We’re going to need to reassemble ourselves according to the roles Jesus assigned us and relocate our equipment if we’re going to make headway in preventing the Great Commission from becoming the great omission.

We’ve become so scattered and out of formation that we’re not even clear what our directives are anymore. David Garrison challenged: If we want to be on mission with God we simply must pause long enough to understand how God is on mission.

Only then can we know with some degree of certainty that we are aligned as his instruments and not misaligned as his obstacles.

How is God on mission?

Jesus said, “As you have sent me into the world, so I have sent them into the world” (John 17: 18), but are we going as He went? Church planting is essentially bringing the unique gospel community presence of Jesus Christ (where two or more are gathered) into the midst of a surrounding non-gospel community: “I am there in the midst of them” (Matt. 18: 20 NKJV).

It is the process of transforming a city into a city on a hill by shining a beacon of God’s glory in its midst. A scene in Peter Jackson’s film The Two Towers depicts a relay of signal fires being lit across Middle Earth.

The awesome responsibility of any church planter is to light the signal fires that stretch the breadth of the land, so that from any one point on the street-view of God’s Google map, you have God’s POV within a community.


But Jesus thought we could do it— through a Spirit-empowered team effort. As the ultimate apostle, Jesus spearheaded the mission, making the jump from heaven to earth. When His assignment was accomplished, He commissioned His sub-officers to finish the mission, rigged Himself back up to heaven, and kicked down five separate kitbags to help them finish the job."

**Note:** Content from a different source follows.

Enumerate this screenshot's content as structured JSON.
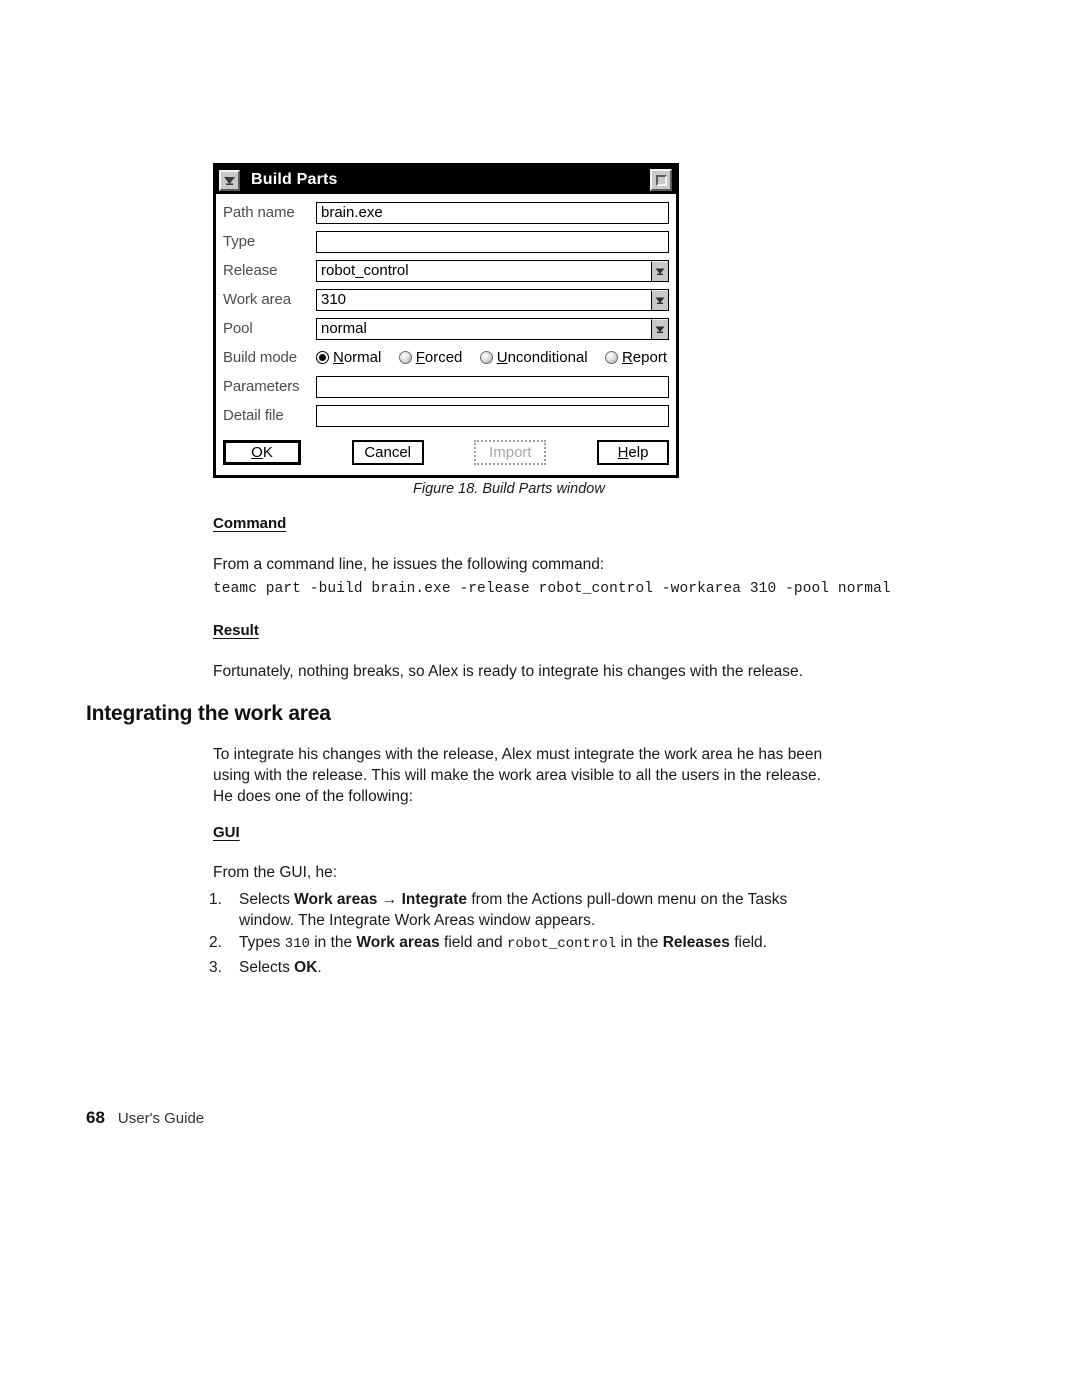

Jones, Peyton. Church Zero: Raising 1st Century Churches out of the Ashes of the 21st Century Church (pp. 65-69). David C. Cook. Kindle Edition.